(Provided entries):
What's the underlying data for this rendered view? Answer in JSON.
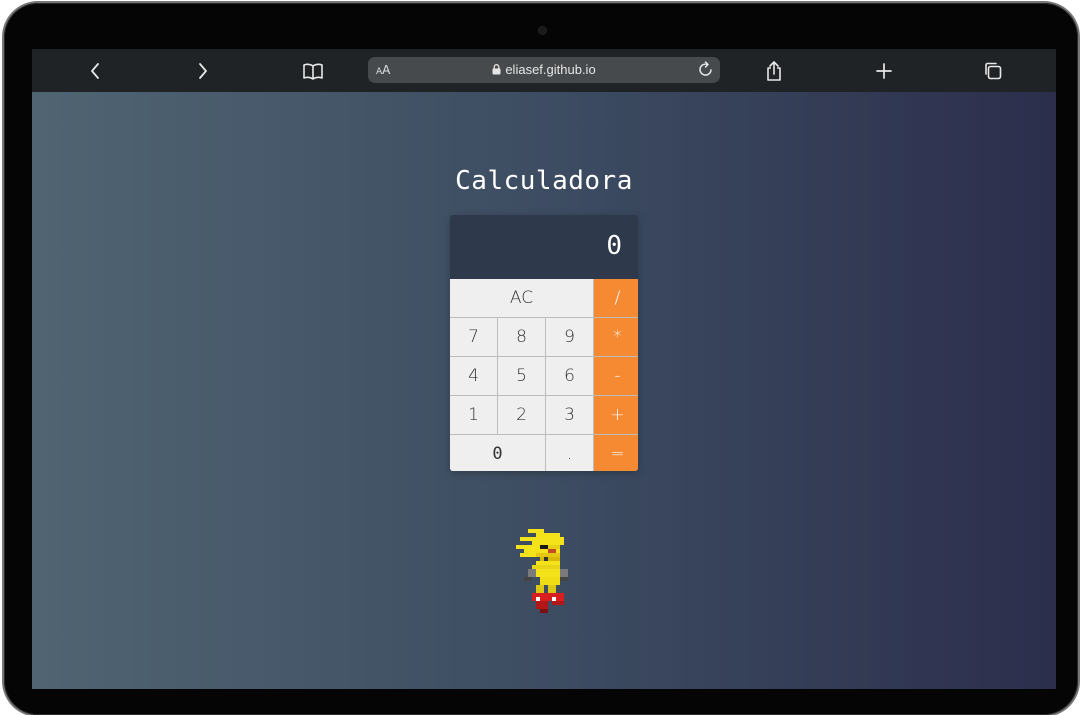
{
  "browser": {
    "text_size_label_small": "A",
    "text_size_label_large": "A",
    "url": "eliasef.github.io",
    "icons": [
      "back-icon",
      "forward-icon",
      "bookmarks-icon",
      "lock-icon",
      "reload-icon",
      "share-icon",
      "new-tab-icon",
      "tabs-icon"
    ]
  },
  "page": {
    "title": "Calculadora"
  },
  "calculator": {
    "display": "0",
    "keys": {
      "ac": "AC",
      "divide": "/",
      "multiply": "*",
      "minus": "-",
      "plus": "+",
      "equals": "=",
      "dot": ".",
      "k0": "0",
      "k1": "1",
      "k2": "2",
      "k3": "3",
      "k4": "4",
      "k5": "5",
      "k6": "6",
      "k7": "7",
      "k8": "8",
      "k9": "9"
    },
    "colors": {
      "operator": "#f58a32",
      "display_bg": "#2e3a4b",
      "key_bg": "#efefef"
    }
  }
}
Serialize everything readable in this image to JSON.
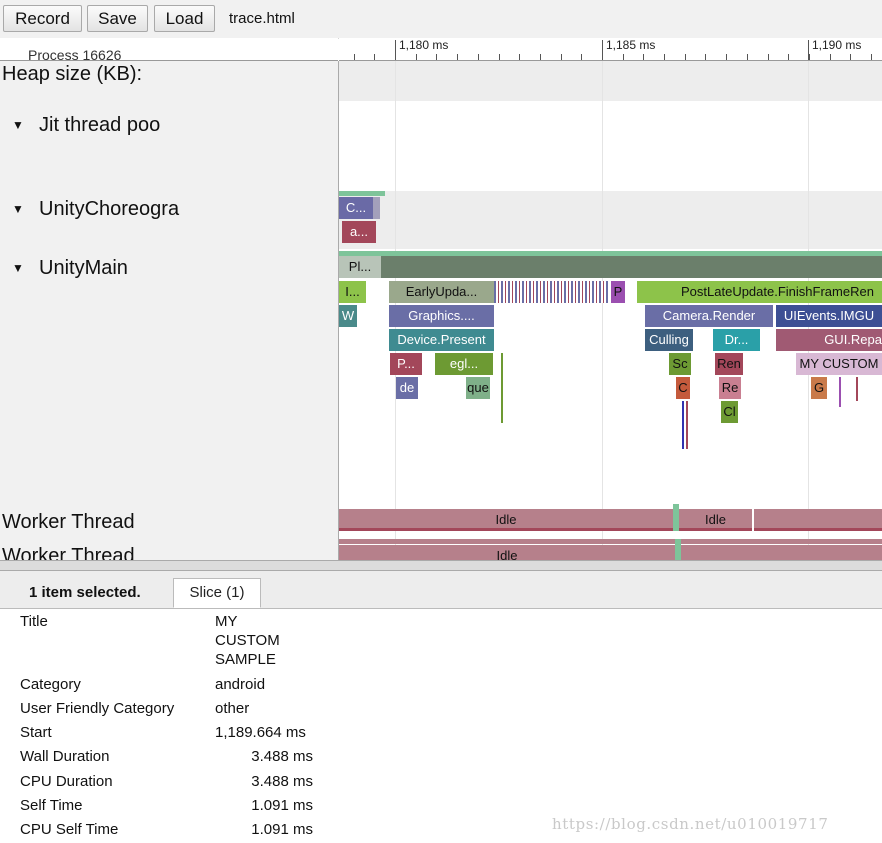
{
  "toolbar": {
    "record_label": "Record",
    "save_label": "Save",
    "load_label": "Load",
    "file_name": "trace.html"
  },
  "ruler": {
    "left_cut_text": "Process 16626",
    "ticks": [
      "1,180 ms",
      "1,185 ms",
      "1,190 ms"
    ]
  },
  "tracks": {
    "heap": "Heap size (KB):",
    "jit": "Jit thread poo",
    "choreographer": "UnityChoreogra",
    "main": "UnityMain",
    "worker1": "Worker Thread",
    "worker2": "Worker Thread"
  },
  "slices": {
    "choreo_c": "C...",
    "choreo_a": "a...",
    "pl": "Pl...",
    "i": "I...",
    "early_update": "EarlyUpda...",
    "p": "P",
    "post_late_update": "PostLateUpdate.FinishFrameRen",
    "w": "W",
    "graphics": "Graphics....",
    "camera_render": "Camera.Render",
    "uievents": "UIEvents.IMGU",
    "device_present": "Device.Present",
    "culling": "Culling",
    "dr": "Dr...",
    "gui_repaint": "GUI.Repa",
    "p2": "P...",
    "egl": "egl...",
    "sc": "Sc",
    "ren": "Ren",
    "my_custom": "MY CUSTOM",
    "de": "de",
    "que": "que",
    "c": "C",
    "re": "Re",
    "g": "G",
    "cl": "Cl",
    "idle": "Idle"
  },
  "panel": {
    "selected": "1 item selected.",
    "tab": "Slice (1)",
    "rows": [
      {
        "key": "Title",
        "value": "MY CUSTOM SAMPLE"
      },
      {
        "key": "Category",
        "value": "android"
      },
      {
        "key": "User Friendly Category",
        "value": "other"
      },
      {
        "key": "Start",
        "value": "1,189.664 ms"
      },
      {
        "key": "Wall Duration",
        "value": "3.488 ms"
      },
      {
        "key": "CPU Duration",
        "value": "3.488 ms"
      },
      {
        "key": "Self Time",
        "value": "1.091 ms"
      },
      {
        "key": "CPU Self Time",
        "value": "1.091 ms"
      }
    ],
    "title_lines": [
      "MY",
      "CUSTOM",
      "SAMPLE"
    ]
  },
  "watermark": "https://blog.csdn.net/u010019717",
  "colors": {
    "toolbar_bg": "#f1f1f1",
    "idle_slice": "#b6808b",
    "post_late_update": "#8dc34a",
    "camera_render": "#6a6ea6",
    "my_custom_sample": "#d8b8d4"
  }
}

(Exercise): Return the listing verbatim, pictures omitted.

(Written reply):
What's the underlying data for this rendered view? Answer in JSON.
{
  "browser": {
    "text_size_label_small": "A",
    "text_size_label_large": "A",
    "url": "eliasef.github.io",
    "icons": [
      "back-icon",
      "forward-icon",
      "bookmarks-icon",
      "lock-icon",
      "reload-icon",
      "share-icon",
      "new-tab-icon",
      "tabs-icon"
    ]
  },
  "page": {
    "title": "Calculadora"
  },
  "calculator": {
    "display": "0",
    "keys": {
      "ac": "AC",
      "divide": "/",
      "multiply": "*",
      "minus": "-",
      "plus": "+",
      "equals": "=",
      "dot": ".",
      "k0": "0",
      "k1": "1",
      "k2": "2",
      "k3": "3",
      "k4": "4",
      "k5": "5",
      "k6": "6",
      "k7": "7",
      "k8": "8",
      "k9": "9"
    },
    "colors": {
      "operator": "#f58a32",
      "display_bg": "#2e3a4b",
      "key_bg": "#efefef"
    }
  }
}
Serialize everything readable in this image to JSON.
{
  "toolbar": {
    "record_label": "Record",
    "save_label": "Save",
    "load_label": "Load",
    "file_name": "trace.html"
  },
  "ruler": {
    "left_cut_text": "Process 16626",
    "ticks": [
      "1,180 ms",
      "1,185 ms",
      "1,190 ms"
    ]
  },
  "tracks": {
    "heap": "Heap size (KB):",
    "jit": "Jit thread poo",
    "choreographer": "UnityChoreogra",
    "main": "UnityMain",
    "worker1": "Worker Thread",
    "worker2": "Worker Thread"
  },
  "slices": {
    "choreo_c": "C...",
    "choreo_a": "a...",
    "pl": "Pl...",
    "i": "I...",
    "early_update": "EarlyUpda...",
    "p": "P",
    "post_late_update": "PostLateUpdate.FinishFrameRen",
    "w": "W",
    "graphics": "Graphics....",
    "camera_render": "Camera.Render",
    "uievents": "UIEvents.IMGU",
    "device_present": "Device.Present",
    "culling": "Culling",
    "dr": "Dr...",
    "gui_repaint": "GUI.Repa",
    "p2": "P...",
    "egl": "egl...",
    "sc": "Sc",
    "ren": "Ren",
    "my_custom": "MY CUSTOM",
    "de": "de",
    "que": "que",
    "c": "C",
    "re": "Re",
    "g": "G",
    "cl": "Cl",
    "idle": "Idle"
  },
  "panel": {
    "selected": "1 item selected.",
    "tab": "Slice (1)",
    "rows": [
      {
        "key": "Title",
        "value": "MY CUSTOM SAMPLE"
      },
      {
        "key": "Category",
        "value": "android"
      },
      {
        "key": "User Friendly Category",
        "value": "other"
      },
      {
        "key": "Start",
        "value": "1,189.664 ms"
      },
      {
        "key": "Wall Duration",
        "value": "3.488 ms"
      },
      {
        "key": "CPU Duration",
        "value": "3.488 ms"
      },
      {
        "key": "Self Time",
        "value": "1.091 ms"
      },
      {
        "key": "CPU Self Time",
        "value": "1.091 ms"
      }
    ],
    "title_lines": [
      "MY",
      "CUSTOM",
      "SAMPLE"
    ]
  },
  "watermark": "https://blog.csdn.net/u010019717",
  "colors": {
    "toolbar_bg": "#f1f1f1",
    "idle_slice": "#b6808b",
    "post_late_update": "#8dc34a",
    "camera_render": "#6a6ea6",
    "my_custom_sample": "#d8b8d4"
  }
}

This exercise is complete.